What Types of Glass Are There?
Which is the Best Type of Glass for Railing
When it comes to determining the best type of glass for a railing, both tempered and laminated glass are excellent options. The choice between the two will depend on the specific requirements and regulations of the project, personal preference also plays an important role.
Tempered glass is often preferred for its strength and durability. It is ideal for use in railings that will be exposed to harsh weather conditions or frequent use. Because of its strength, tempered glass can be used in thinner sheets, making it a more affordable option for large-scale projects.
Laminated glass, on the other hand, offers additional benefits such as sound insulation and UV protection. It is also more resistant to breakage than tempered glass, making it ideal for use in high-traffic areas or locations where there is a risk of impact. Additionally, the interlayer in laminated glass provides an extra layer of security, as it holds the glass together even if it is broken.
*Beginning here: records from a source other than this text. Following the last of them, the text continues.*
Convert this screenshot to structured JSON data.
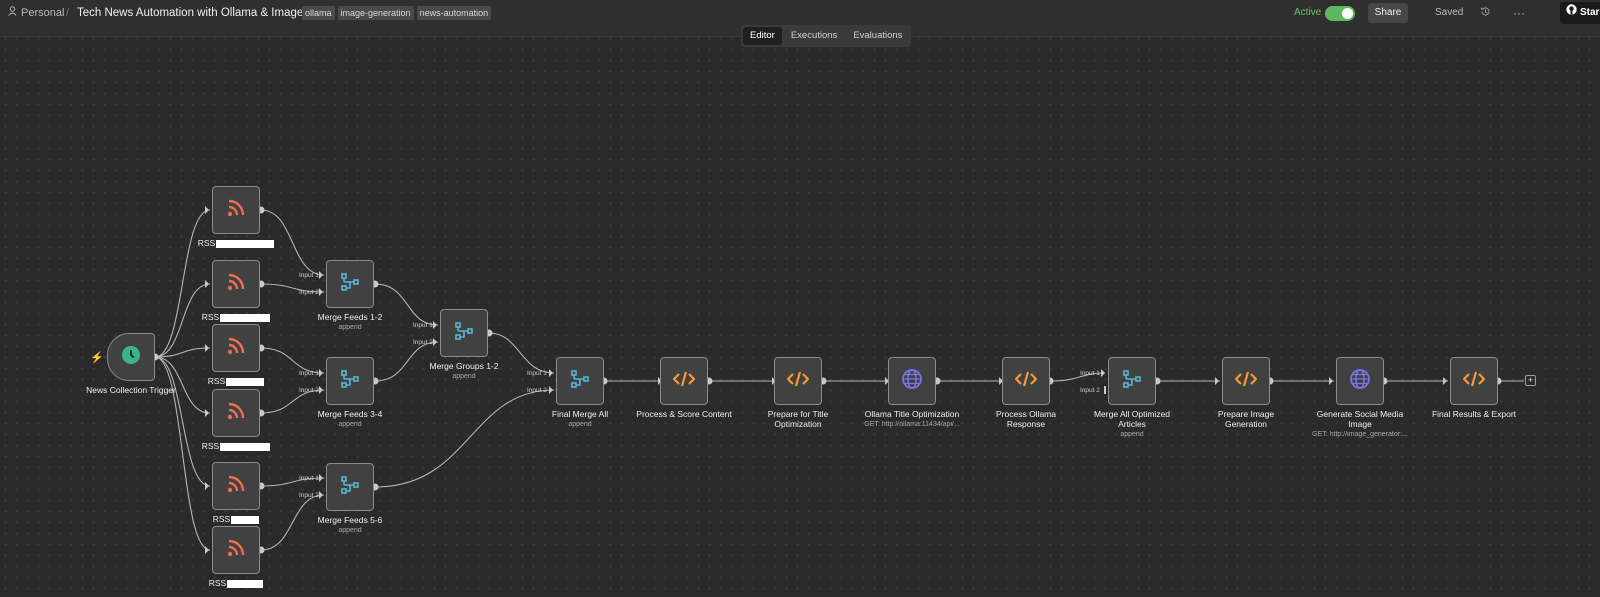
{
  "header": {
    "breadcrumb_home": "Personal",
    "separator": "/",
    "title": "Tech News Automation with Ollama & Images",
    "tags": [
      "ollama",
      "image-generation",
      "news-automation"
    ],
    "active_label": "Active",
    "active": true,
    "share_label": "Share",
    "saved_label": "Saved",
    "star_label": "Star",
    "more_label": "···"
  },
  "tabs": [
    {
      "label": "Editor",
      "active": true
    },
    {
      "label": "Executions",
      "active": false
    },
    {
      "label": "Evaluations",
      "active": false
    }
  ],
  "colors": {
    "rss": "#f26b4e",
    "merge": "#55b8d6",
    "code": "#f59b2f",
    "http": "#7b74e8",
    "trigger": "#3cb489",
    "active_toggle": "#5cb85c"
  },
  "nodes": [
    {
      "id": "trigger",
      "type": "trigger",
      "icon": "clock-icon",
      "label": "News Collection Trigger",
      "sub": ""
    },
    {
      "id": "rss1",
      "type": "rss",
      "icon": "rss-icon",
      "label": "RSS",
      "sub": ""
    },
    {
      "id": "rss2",
      "type": "rss",
      "icon": "rss-icon",
      "label": "RSS",
      "sub": ""
    },
    {
      "id": "rss3",
      "type": "rss",
      "icon": "rss-icon",
      "label": "RSS",
      "sub": ""
    },
    {
      "id": "rss4",
      "type": "rss",
      "icon": "rss-icon",
      "label": "RSS",
      "sub": ""
    },
    {
      "id": "rss5",
      "type": "rss",
      "icon": "rss-icon",
      "label": "RSS",
      "sub": ""
    },
    {
      "id": "rss6",
      "type": "rss",
      "icon": "rss-icon",
      "label": "RSS",
      "sub": ""
    },
    {
      "id": "m12",
      "type": "merge",
      "icon": "merge-icon",
      "label": "Merge Feeds 1-2",
      "sub": "append"
    },
    {
      "id": "m34",
      "type": "merge",
      "icon": "merge-icon",
      "label": "Merge Feeds 3-4",
      "sub": "append"
    },
    {
      "id": "m56",
      "type": "merge",
      "icon": "merge-icon",
      "label": "Merge Feeds 5-6",
      "sub": "append"
    },
    {
      "id": "mg12",
      "type": "merge",
      "icon": "merge-icon",
      "label": "Merge Groups 1-2",
      "sub": "append"
    },
    {
      "id": "final",
      "type": "merge",
      "icon": "merge-icon",
      "label": "Final Merge All",
      "sub": "append"
    },
    {
      "id": "score",
      "type": "code",
      "icon": "code-icon",
      "label": "Process & Score Content",
      "sub": ""
    },
    {
      "id": "prep_title",
      "type": "code",
      "icon": "code-icon",
      "label": "Prepare for Title Optimization",
      "sub": ""
    },
    {
      "id": "ollama",
      "type": "http",
      "icon": "globe-icon",
      "label": "Ollama Title Optimization",
      "sub": "GET: http://ollama:11434/api/..."
    },
    {
      "id": "proc_ollama",
      "type": "code",
      "icon": "code-icon",
      "label": "Process Ollama Response",
      "sub": ""
    },
    {
      "id": "merge_opt",
      "type": "merge",
      "icon": "merge-icon",
      "label": "Merge All Optimized Articles",
      "sub": "append"
    },
    {
      "id": "prep_img",
      "type": "code",
      "icon": "code-icon",
      "label": "Prepare Image Generation",
      "sub": ""
    },
    {
      "id": "gen_img",
      "type": "http",
      "icon": "globe-icon",
      "label": "Generate Social Media Image",
      "sub": "GET: http://image_generator:..."
    },
    {
      "id": "export",
      "type": "code",
      "icon": "code-icon",
      "label": "Final Results & Export",
      "sub": ""
    }
  ],
  "input_labels": {
    "input1": "Input 1",
    "input2": "Input 2"
  }
}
When deciding between tempered and laminated glass for a railing, it is important to consider the specific requirements and regulations of the project. A professional glass supplier or contractor can provide guidance on which type of glass is best for the project.
We recommend tempered or laminate glass, but highest quality glass for railing will always be the best prepared.
What is Acrylic & Plexiglass
The difference between acrylic glass railing and Plexiglass railing is the same as the difference between facial tissues and Kleenex(es). They are describing the same product, just using different names. Plexiglass is a brand of acrylic that eventually became the associated name for any clear acrylic panel.
Acrylic is a name derived from its more technical name polymethyl methacrylate. It is a clear, plastic based product that can be found almost anywhere.
Plexiglass is typically not the “go to” infill option for a project, but it usually ends up as a cost efficient substitute for a tempered glass railing. These two railings make up nearly every glass railing project installed. Plexiglass yields the same “see through” effect with a solid barrier at a cheaper cost. Depending on the quality and thickness, it can also provide incredible strength due to the amount of flex it can achieve. So, why doesn’t everyone use Plexiglass? While Plexiglass does offer a more cost effective solution, it has several disadvantages to a tempered glass panel.
Monolithic glass is an overarching term used to describe a single, solid piece of glass. The three most common types of monolithic glass are: acrylic glass, annealed glass, or tempered glass.
A laminated panel would not fall under the monolithic label as it is constructed from two tempered panels with a vinyl layer in between.
The process of tempering is often used to help give metal alloys, such as steel, additional strength. Once the panel is quenched, it is considered tempered. Tempered panels are extremely strong and excel in a glass railing system.
Laminated glass can be made from different glass materials, but the general concept is a panel constructed from two panes of glass with a vinyl interlayer adhering the two panes together. Laminated glass railing is the strongest option as the interlayer allows the panel to flex and absorb an enormous amount of force.
While there are different lamination options such as PVB, EVA, or SGP, Viewrail typically recommends EVA for interior projects and SGP for exterior projects. SGP is incredibly resistant to UV and moisture damage, and is even rated for hurricane force winds. Laminated glass railing is most commonly found on coastal exterior decks, or commercial grade projects. Tempered glass panels vs. laminate glass panels
What is Annealed Glass?
Once glass achieves its annealed state, it can be cut or drilled without shattering.
However, at this stage it is not incredibly strong, and if it breaks it typically breaks into shards which can be dangerous. This is why the tempering process for glass railing is incredibly important.
Properties of Glass
UV Resistance: When considering a transparent railing solution, it is important that the barrier remains transparent. Since Plexiglass, also called acrylic glass, is technically a plastic, it begins to lose its transparency overtime when exposed to UV rays. It becomes cloudy or yellow and difficult to see through, which results in the need to replace the panels.
Scratching: Glass is extremely hard to permanently scratch. Typically, it takes an intention effort with a sharp object to scratch tempered glass. However, Plexiglass is relatively easy to scratch due to it’s softer plastic properties.
Once scratched, it is impossible to fix. If you think about headlights again, you can look and see a litany of overlapping scratches.
If your goal is a durable, transparent, and tough railing system, scratches and mars can easily detract from the appearance and presentation of your system.
Once again, after a while of use, it is possible Plexiglass panels would need to be replaced.
Cleaning: Let’s be honest, with either system some amount of cleaning is required. The same way you clean your house, or sweep your floors, or wash your car, is the same way every railing system requires a bit of maintenance to keep a great appearance.
The good news is: everyone knows how to clean glass and it’s hard to go wrong. There are many, many cleaners out there that would help clean and protect a glass panel.